* DATASET RECORDS:
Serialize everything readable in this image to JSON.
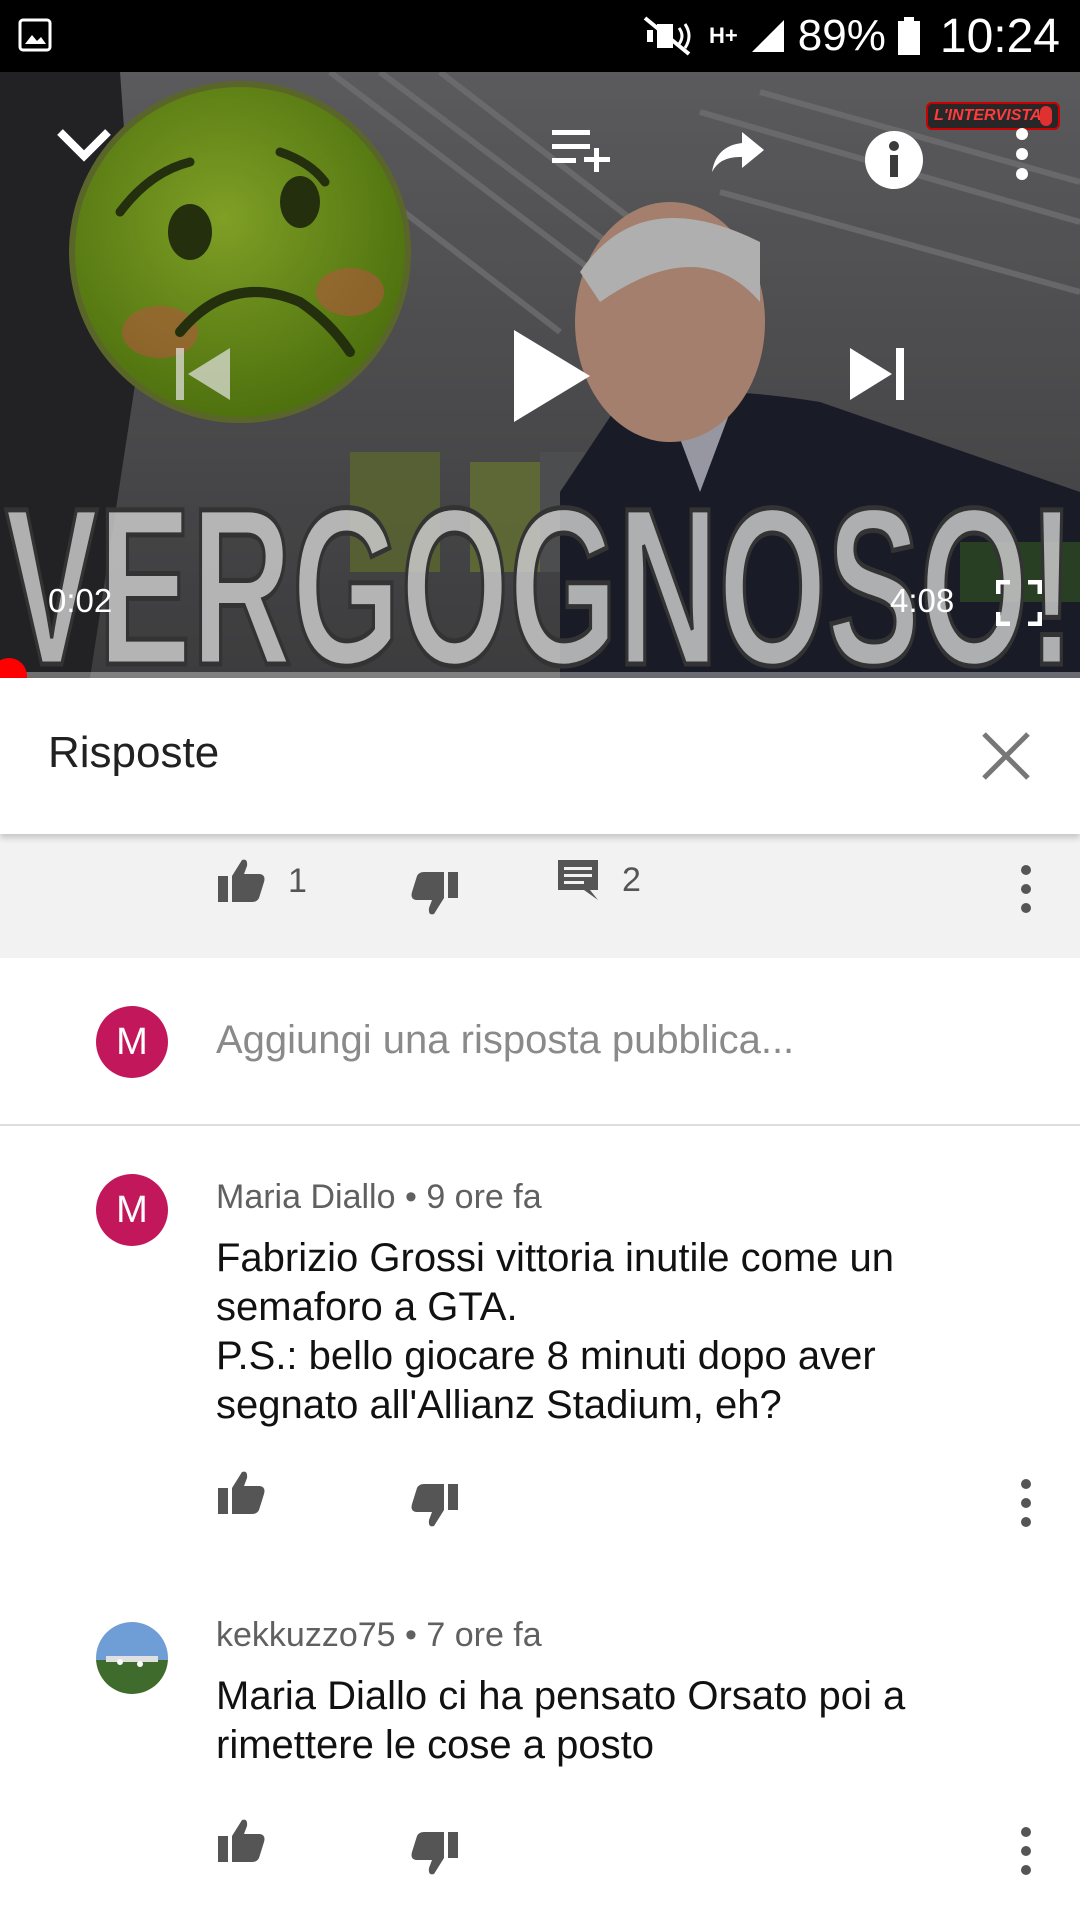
{
  "status_bar": {
    "network": "H+",
    "battery": "89%",
    "time": "10:24"
  },
  "player": {
    "current_time": "0:02",
    "duration": "4:08",
    "progress_fraction": 0.008,
    "overlay_title": "VERGOGNOSO!",
    "watermark": "L'INTERVISTA"
  },
  "replies_panel": {
    "title": "Risposte"
  },
  "parent_comment": {
    "likes": "1",
    "replies": "2"
  },
  "composer": {
    "avatar_letter": "M",
    "placeholder": "Aggiungi una risposta pubblica..."
  },
  "comments": [
    {
      "author": "Maria Diallo",
      "time": "9 ore fa",
      "avatar_letter": "M",
      "lines": [
        "Fabrizio Grossi vittoria inutile come un",
        "semaforo a GTA.",
        "P.S.: bello giocare 8 minuti dopo aver",
        "segnato all'Allianz Stadium, eh?"
      ]
    },
    {
      "author": "kekkuzzo75",
      "time": "7 ore fa",
      "lines": [
        "Maria Diallo ci ha pensato Orsato poi a",
        "rimettere le cose a posto"
      ]
    }
  ],
  "colors": {
    "accent": "#ff0000",
    "avatar_m": "#c2185b"
  }
}
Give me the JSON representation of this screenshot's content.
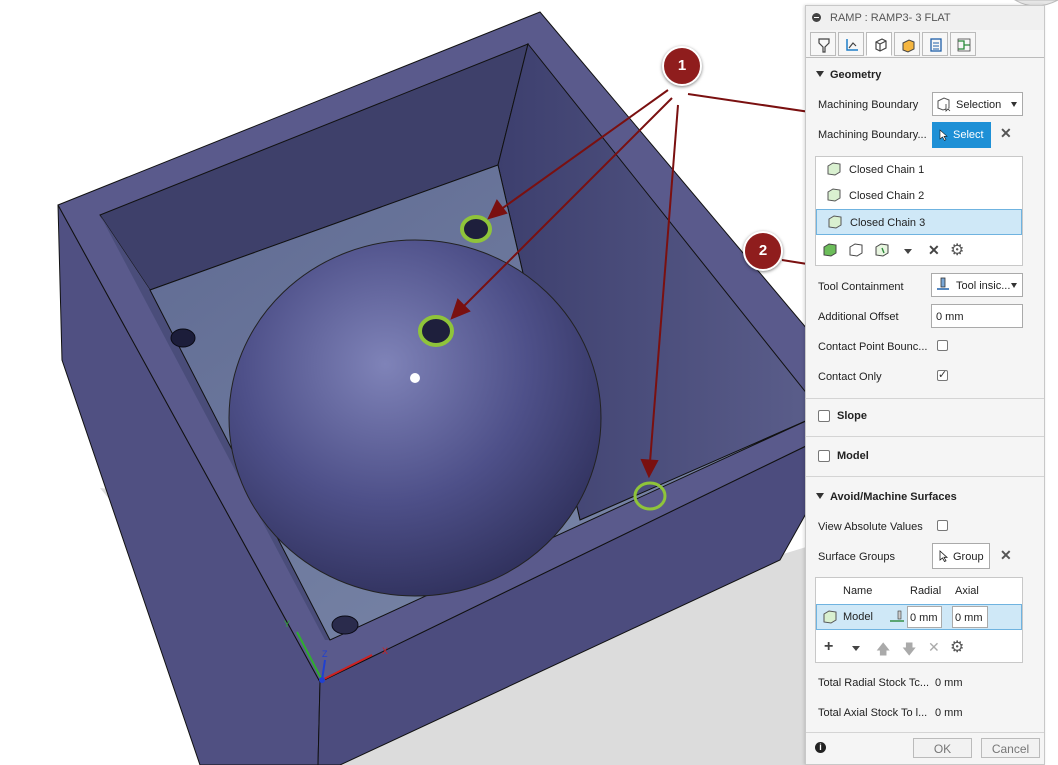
{
  "panel": {
    "title": "RAMP : RAMP3- 3 FLAT",
    "tabs": [
      "tool-icon",
      "tool-path-icon",
      "geometry-icon",
      "heights-icon",
      "passes-icon",
      "linking-icon"
    ],
    "geometry": {
      "section_label": "Geometry",
      "machining_boundary_label": "Machining Boundary",
      "machining_boundary_value": "Selection",
      "machining_boundary_sel_label": "Machining Boundary...",
      "select_button": "Select",
      "chains": [
        "Closed Chain 1",
        "Closed Chain 2",
        "Closed Chain 3"
      ],
      "selected_chain": "Closed Chain 3",
      "tool_containment_label": "Tool Containment",
      "tool_containment_value": "Tool insic...",
      "additional_offset_label": "Additional Offset",
      "additional_offset_value": "0 mm",
      "contact_point_label": "Contact Point Bounc...",
      "contact_point_checked": false,
      "contact_only_label": "Contact Only",
      "contact_only_checked": true
    },
    "slope": {
      "label": "Slope",
      "checked": false
    },
    "model": {
      "label": "Model",
      "checked": false
    },
    "avoid": {
      "section_label": "Avoid/Machine Surfaces",
      "view_absolute_label": "View Absolute Values",
      "view_absolute_checked": false,
      "surface_groups_label": "Surface Groups",
      "group_button": "Group",
      "table_headers": [
        "Name",
        "Radial",
        "Axial"
      ],
      "rows": [
        {
          "name": "Model",
          "radial": "0 mm",
          "axial": "0 mm"
        }
      ],
      "total_radial_label": "Total Radial Stock Tc...",
      "total_radial_value": "0 mm",
      "total_axial_label": "Total Axial Stock To l...",
      "total_axial_value": "0 mm"
    },
    "footer": {
      "ok": "OK",
      "cancel": "Cancel"
    }
  },
  "annotations": {
    "marker1": "1",
    "marker2": "2"
  },
  "axes": {
    "x": "X",
    "y": "Y",
    "z": "Z"
  },
  "colors": {
    "accent": "#1e90d6",
    "marker": "#8f1d1d",
    "arrow": "#7a1010",
    "model": "#4a4a7e",
    "highlight": "#8fc43a"
  }
}
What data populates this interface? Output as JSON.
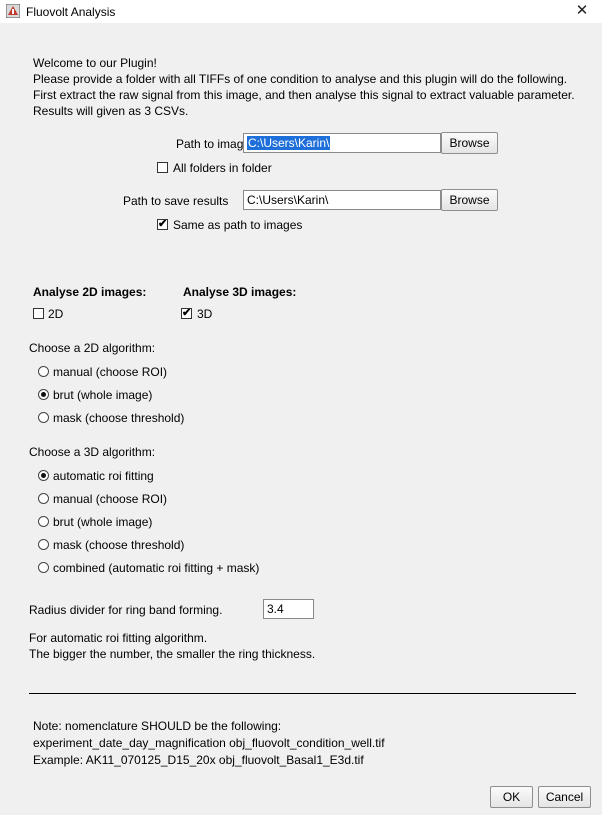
{
  "window": {
    "title": "Fluovolt Analysis",
    "close_glyph": "✕"
  },
  "intro": {
    "lines": [
      "Welcome to our Plugin!",
      "Please provide a folder with all TIFFs of one condition to analyse and this plugin will do the following.",
      "First extract the raw signal from this image, and then analyse this signal to extract valuable parameter.",
      "Results will given as 3 CSVs."
    ]
  },
  "images_path": {
    "label": "Path to images",
    "value": "C:\\Users\\Karin\\",
    "browse_label": "Browse"
  },
  "all_folders": {
    "label": "All folders in folder",
    "checked": false
  },
  "results_path": {
    "label": "Path to save results",
    "value": "C:\\Users\\Karin\\",
    "browse_label": "Browse"
  },
  "same_as_images": {
    "label": "Same as path to images",
    "checked": true
  },
  "analyse_2d": {
    "heading": "Analyse 2D images:",
    "label": "2D",
    "checked": false
  },
  "analyse_3d": {
    "heading": "Analyse 3D images:",
    "label": "3D",
    "checked": true
  },
  "algo_2d": {
    "heading": "Choose a 2D algorithm:",
    "options": [
      {
        "label": "manual (choose ROI)",
        "selected": false
      },
      {
        "label": "brut (whole image)",
        "selected": true
      },
      {
        "label": "mask (choose threshold)",
        "selected": false
      }
    ]
  },
  "algo_3d": {
    "heading": "Choose a 3D algorithm:",
    "options": [
      {
        "label": "automatic roi fitting",
        "selected": true
      },
      {
        "label": "manual (choose ROI)",
        "selected": false
      },
      {
        "label": "brut (whole image)",
        "selected": false
      },
      {
        "label": "mask (choose threshold)",
        "selected": false
      },
      {
        "label": "combined (automatic roi fitting + mask)",
        "selected": false
      }
    ]
  },
  "radius": {
    "label": "Radius divider for ring band forming.",
    "value": "3.4",
    "help_lines": [
      "For automatic roi fitting algorithm.",
      "The bigger the number, the smaller the ring thickness."
    ]
  },
  "note": {
    "lines": [
      "Note: nomenclature SHOULD be the following:",
      "experiment_date_day_magnification obj_fluovolt_condition_well.tif",
      "Example: AK11_070125_D15_20x obj_fluovolt_Basal1_E3d.tif"
    ]
  },
  "buttons": {
    "ok": "OK",
    "cancel": "Cancel"
  }
}
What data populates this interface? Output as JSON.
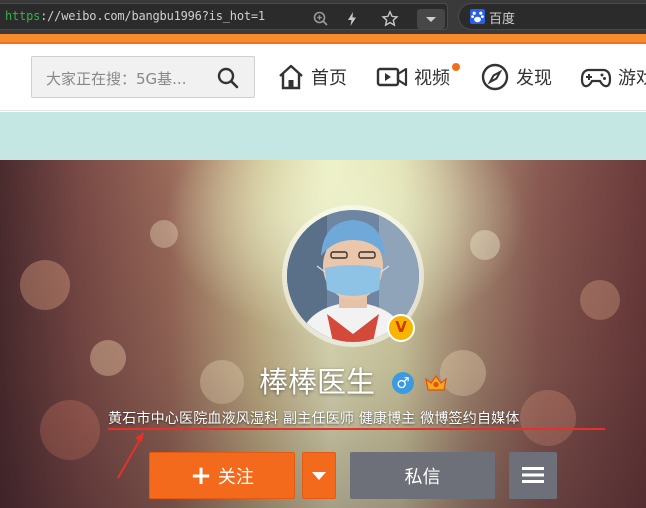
{
  "browser": {
    "url_scheme": "https",
    "url_rest": "://weibo.com/bangbu1996?is_hot=1",
    "search_engine": "百度",
    "icons": [
      "zoom-icon",
      "lightning-icon",
      "star-icon",
      "chevron-down-icon",
      "baidu-icon"
    ]
  },
  "nav": {
    "search_placeholder": "大家正在搜：5G基...",
    "items": [
      {
        "label": "首页",
        "icon": "home-icon"
      },
      {
        "label": "视频",
        "icon": "video-icon"
      },
      {
        "label": "发现",
        "icon": "compass-icon"
      },
      {
        "label": "游戏",
        "icon": "gamepad-icon"
      }
    ]
  },
  "profile": {
    "name": "棒棒医生",
    "gender_symbol": "♂",
    "verified_mark": "V",
    "bio": "黄石市中心医院血液风湿科 副主任医师 健康博主 微博签约自媒体"
  },
  "actions": {
    "follow_plus": "+",
    "follow_label": "关注",
    "message_label": "私信"
  },
  "colors": {
    "accent_orange": "#f36a1c",
    "nav_stripe": "#f88a2e",
    "secondary_button": "#6e7079",
    "annotation_red": "#e4322b"
  }
}
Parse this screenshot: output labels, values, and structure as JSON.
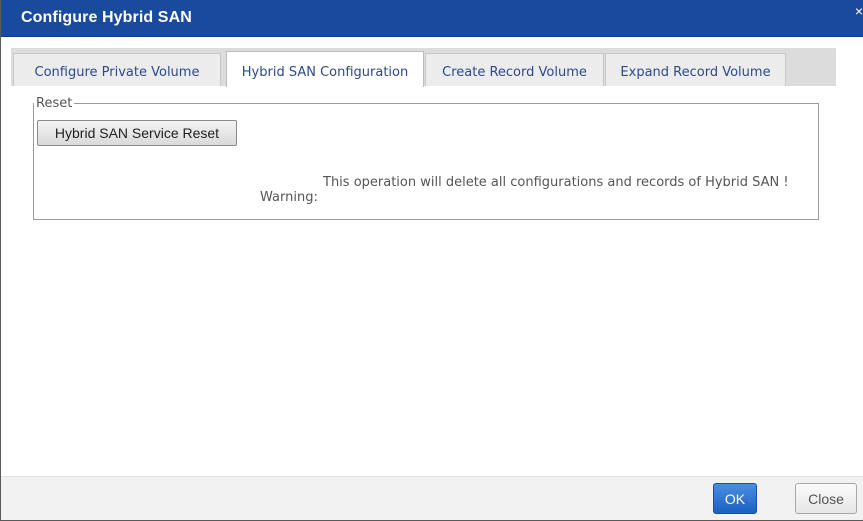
{
  "dialog": {
    "title": "Configure Hybrid SAN",
    "close_glyph": "×"
  },
  "tabs": [
    {
      "label": "Configure Private Volume",
      "active": false
    },
    {
      "label": "Hybrid SAN Configuration",
      "active": true
    },
    {
      "label": "Create Record Volume",
      "active": false
    },
    {
      "label": "Expand Record Volume",
      "active": false
    }
  ],
  "reset_section": {
    "legend": "Reset",
    "button_label": "Hybrid SAN Service Reset",
    "warning_label": "Warning:",
    "warning_text": "This operation will delete all configurations and records of Hybrid SAN !"
  },
  "footer": {
    "ok_label": "OK",
    "close_label": "Close"
  },
  "colors": {
    "titlebar": "#1a4a9c",
    "ok_button": "#2a6fd0",
    "tab_text": "#2b4a8a"
  }
}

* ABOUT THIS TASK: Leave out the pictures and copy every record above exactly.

* OUTPUT:
Serialize everything readable in this image to JSON.
{
  "status_bar": {
    "network": "H+",
    "battery": "89%",
    "time": "10:24"
  },
  "player": {
    "current_time": "0:02",
    "duration": "4:08",
    "progress_fraction": 0.008,
    "overlay_title": "VERGOGNOSO!",
    "watermark": "L'INTERVISTA"
  },
  "replies_panel": {
    "title": "Risposte"
  },
  "parent_comment": {
    "likes": "1",
    "replies": "2"
  },
  "composer": {
    "avatar_letter": "M",
    "placeholder": "Aggiungi una risposta pubblica..."
  },
  "comments": [
    {
      "author": "Maria Diallo",
      "time": "9 ore fa",
      "avatar_letter": "M",
      "lines": [
        "Fabrizio Grossi vittoria inutile come un",
        "semaforo a GTA.",
        "P.S.: bello giocare 8 minuti dopo aver",
        "segnato all'Allianz Stadium, eh?"
      ]
    },
    {
      "author": "kekkuzzo75",
      "time": "7 ore fa",
      "lines": [
        "Maria Diallo ci ha pensato Orsato poi a",
        "rimettere le cose a posto"
      ]
    }
  ],
  "colors": {
    "accent": "#ff0000",
    "avatar_m": "#c2185b"
  }
}
Give me the JSON representation of this screenshot's content.
{
  "panel": {
    "title": "RAMP : RAMP3- 3 FLAT",
    "tabs": [
      "tool-icon",
      "tool-path-icon",
      "geometry-icon",
      "heights-icon",
      "passes-icon",
      "linking-icon"
    ],
    "geometry": {
      "section_label": "Geometry",
      "machining_boundary_label": "Machining Boundary",
      "machining_boundary_value": "Selection",
      "machining_boundary_sel_label": "Machining Boundary...",
      "select_button": "Select",
      "chains": [
        "Closed Chain 1",
        "Closed Chain 2",
        "Closed Chain 3"
      ],
      "selected_chain": "Closed Chain 3",
      "tool_containment_label": "Tool Containment",
      "tool_containment_value": "Tool insic...",
      "additional_offset_label": "Additional Offset",
      "additional_offset_value": "0 mm",
      "contact_point_label": "Contact Point Bounc...",
      "contact_point_checked": false,
      "contact_only_label": "Contact Only",
      "contact_only_checked": true
    },
    "slope": {
      "label": "Slope",
      "checked": false
    },
    "model": {
      "label": "Model",
      "checked": false
    },
    "avoid": {
      "section_label": "Avoid/Machine Surfaces",
      "view_absolute_label": "View Absolute Values",
      "view_absolute_checked": false,
      "surface_groups_label": "Surface Groups",
      "group_button": "Group",
      "table_headers": [
        "Name",
        "Radial",
        "Axial"
      ],
      "rows": [
        {
          "name": "Model",
          "radial": "0 mm",
          "axial": "0 mm"
        }
      ],
      "total_radial_label": "Total Radial Stock Tc...",
      "total_radial_value": "0 mm",
      "total_axial_label": "Total Axial Stock To l...",
      "total_axial_value": "0 mm"
    },
    "footer": {
      "ok": "OK",
      "cancel": "Cancel"
    }
  },
  "annotations": {
    "marker1": "1",
    "marker2": "2"
  },
  "axes": {
    "x": "X",
    "y": "Y",
    "z": "Z"
  },
  "colors": {
    "accent": "#1e90d6",
    "marker": "#8f1d1d",
    "arrow": "#7a1010",
    "model": "#4a4a7e",
    "highlight": "#8fc43a"
  }
}
What data populates this interface? Output as JSON.
{
  "window": {
    "title": "Fluovolt Analysis",
    "close_glyph": "✕"
  },
  "intro": {
    "lines": [
      "Welcome to our Plugin!",
      "Please provide a folder with all TIFFs of one condition to analyse and this plugin will do the following.",
      "First extract the raw signal from this image, and then analyse this signal to extract valuable parameter.",
      "Results will given as 3 CSVs."
    ]
  },
  "images_path": {
    "label": "Path to images",
    "value": "C:\\Users\\Karin\\",
    "browse_label": "Browse"
  },
  "all_folders": {
    "label": "All folders in folder",
    "checked": false
  },
  "results_path": {
    "label": "Path to save results",
    "value": "C:\\Users\\Karin\\",
    "browse_label": "Browse"
  },
  "same_as_images": {
    "label": "Same as path to images",
    "checked": true
  },
  "analyse_2d": {
    "heading": "Analyse 2D images:",
    "label": "2D",
    "checked": false
  },
  "analyse_3d": {
    "heading": "Analyse 3D images:",
    "label": "3D",
    "checked": true
  },
  "algo_2d": {
    "heading": "Choose a 2D algorithm:",
    "options": [
      {
        "label": "manual (choose ROI)",
        "selected": false
      },
      {
        "label": "brut (whole image)",
        "selected": true
      },
      {
        "label": "mask (choose threshold)",
        "selected": false
      }
    ]
  },
  "algo_3d": {
    "heading": "Choose a 3D algorithm:",
    "options": [
      {
        "label": "automatic roi fitting",
        "selected": true
      },
      {
        "label": "manual (choose ROI)",
        "selected": false
      },
      {
        "label": "brut (whole image)",
        "selected": false
      },
      {
        "label": "mask (choose threshold)",
        "selected": false
      },
      {
        "label": "combined (automatic roi fitting + mask)",
        "selected": false
      }
    ]
  },
  "radius": {
    "label": "Radius divider for ring band forming.",
    "value": "3.4",
    "help_lines": [
      "For automatic roi fitting algorithm.",
      "The bigger the number, the smaller the ring thickness."
    ]
  },
  "note": {
    "lines": [
      "Note: nomenclature SHOULD be the following:",
      "experiment_date_day_magnification obj_fluovolt_condition_well.tif",
      "Example: AK11_070125_D15_20x obj_fluovolt_Basal1_E3d.tif"
    ]
  },
  "buttons": {
    "ok": "OK",
    "cancel": "Cancel"
  }
}
What data populates this interface? Output as JSON.
{
  "browser": {
    "url_scheme": "https",
    "url_rest": "://weibo.com/bangbu1996?is_hot=1",
    "search_engine": "百度",
    "icons": [
      "zoom-icon",
      "lightning-icon",
      "star-icon",
      "chevron-down-icon",
      "baidu-icon"
    ]
  },
  "nav": {
    "search_placeholder": "大家正在搜：5G基...",
    "items": [
      {
        "label": "首页",
        "icon": "home-icon"
      },
      {
        "label": "视频",
        "icon": "video-icon"
      },
      {
        "label": "发现",
        "icon": "compass-icon"
      },
      {
        "label": "游戏",
        "icon": "gamepad-icon"
      }
    ]
  },
  "profile": {
    "name": "棒棒医生",
    "gender_symbol": "♂",
    "verified_mark": "V",
    "bio": "黄石市中心医院血液风湿科 副主任医师 健康博主 微博签约自媒体"
  },
  "actions": {
    "follow_plus": "+",
    "follow_label": "关注",
    "message_label": "私信"
  },
  "colors": {
    "accent_orange": "#f36a1c",
    "nav_stripe": "#f88a2e",
    "secondary_button": "#6e7079",
    "annotation_red": "#e4322b"
  }
}
Parse this screenshot: output labels, values, and structure as JSON.
{
  "dialog": {
    "title": "Configure Hybrid SAN",
    "close_glyph": "×"
  },
  "tabs": [
    {
      "label": "Configure Private Volume",
      "active": false
    },
    {
      "label": "Hybrid SAN Configuration",
      "active": true
    },
    {
      "label": "Create Record Volume",
      "active": false
    },
    {
      "label": "Expand Record Volume",
      "active": false
    }
  ],
  "reset_section": {
    "legend": "Reset",
    "button_label": "Hybrid SAN Service Reset",
    "warning_label": "Warning:",
    "warning_text": "This operation will delete all configurations and records of Hybrid SAN !"
  },
  "footer": {
    "ok_label": "OK",
    "close_label": "Close"
  },
  "colors": {
    "titlebar": "#1a4a9c",
    "ok_button": "#2a6fd0",
    "tab_text": "#2b4a8a"
  }
}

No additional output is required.